- _TRY IT_:
For every line in the material, output its text exactly and exclude any image it holds.

- _INFORMATION_:
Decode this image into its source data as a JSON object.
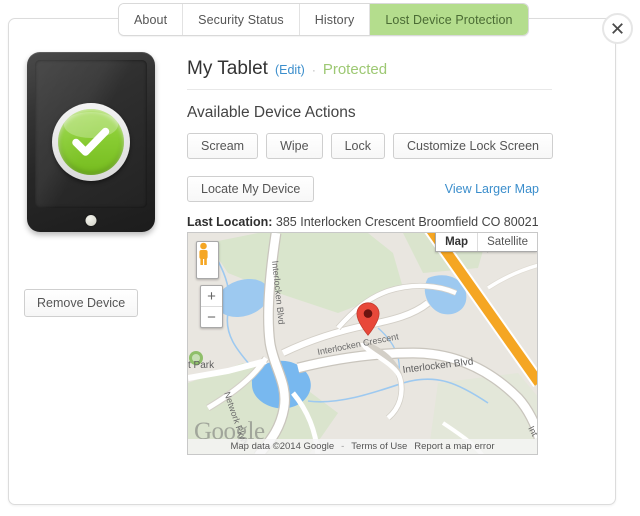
{
  "window": {
    "close_label": "✕"
  },
  "tabs": [
    {
      "label": "About",
      "active": false
    },
    {
      "label": "Security Status",
      "active": false
    },
    {
      "label": "History",
      "active": false
    },
    {
      "label": "Lost Device Protection",
      "active": true
    }
  ],
  "device": {
    "name": "My Tablet",
    "edit_label": "(Edit)",
    "separator": "·",
    "status": "Protected",
    "remove_label": "Remove Device",
    "icon": "tablet-protected-check"
  },
  "actions": {
    "heading": "Available Device Actions",
    "buttons": [
      {
        "label": "Scream"
      },
      {
        "label": "Wipe"
      },
      {
        "label": "Lock"
      },
      {
        "label": "Customize Lock Screen"
      }
    ]
  },
  "locate": {
    "button_label": "Locate My Device",
    "view_larger_map_label": "View Larger Map",
    "last_location_label": "Last Location:",
    "last_location_value": "385 Interlocken Crescent Broomfield CO 80021"
  },
  "map": {
    "pegman_label": "Street View pegman",
    "zoom_in_label": "+",
    "zoom_out_label": "−",
    "types": [
      {
        "label": "Map",
        "selected": true
      },
      {
        "label": "Satellite",
        "selected": false
      }
    ],
    "marker_label": "Device location marker",
    "watermark": "Google",
    "attribution": "Map data ©2014 Google",
    "separator": "-",
    "terms_label": "Terms of Use",
    "report_label": "Report a map error",
    "street_labels": [
      "Interlocken Blvd",
      "Interlocken Crescent",
      "Interlocken Blvd",
      "Network Pkwy",
      "t Park"
    ]
  },
  "colors": {
    "tab_active_bg": "#b4dd8d",
    "tab_active_text": "#4a6b34",
    "link": "#3b8ecc",
    "protected_green": "#9dc873",
    "badge_green": "#88cc32",
    "marker_red": "#e8483a",
    "highway_orange": "#f5a623"
  }
}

- _RESULT BELOW_:
Decode this image into its source data as a JSON object.
{
  "window": {
    "close_label": "✕"
  },
  "tabs": [
    {
      "label": "About",
      "active": false
    },
    {
      "label": "Security Status",
      "active": false
    },
    {
      "label": "History",
      "active": false
    },
    {
      "label": "Lost Device Protection",
      "active": true
    }
  ],
  "device": {
    "name": "My Tablet",
    "edit_label": "(Edit)",
    "separator": "·",
    "status": "Protected",
    "remove_label": "Remove Device",
    "icon": "tablet-protected-check"
  },
  "actions": {
    "heading": "Available Device Actions",
    "buttons": [
      {
        "label": "Scream"
      },
      {
        "label": "Wipe"
      },
      {
        "label": "Lock"
      },
      {
        "label": "Customize Lock Screen"
      }
    ]
  },
  "locate": {
    "button_label": "Locate My Device",
    "view_larger_map_label": "View Larger Map",
    "last_location_label": "Last Location:",
    "last_location_value": "385 Interlocken Crescent Broomfield CO 80021"
  },
  "map": {
    "pegman_label": "Street View pegman",
    "zoom_in_label": "+",
    "zoom_out_label": "−",
    "types": [
      {
        "label": "Map",
        "selected": true
      },
      {
        "label": "Satellite",
        "selected": false
      }
    ],
    "marker_label": "Device location marker",
    "watermark": "Google",
    "attribution": "Map data ©2014 Google",
    "separator": "-",
    "terms_label": "Terms of Use",
    "report_label": "Report a map error",
    "street_labels": [
      "Interlocken Blvd",
      "Interlocken Crescent",
      "Interlocken Blvd",
      "Network Pkwy",
      "t Park"
    ]
  },
  "colors": {
    "tab_active_bg": "#b4dd8d",
    "tab_active_text": "#4a6b34",
    "link": "#3b8ecc",
    "protected_green": "#9dc873",
    "badge_green": "#88cc32",
    "marker_red": "#e8483a",
    "highway_orange": "#f5a623"
  }
}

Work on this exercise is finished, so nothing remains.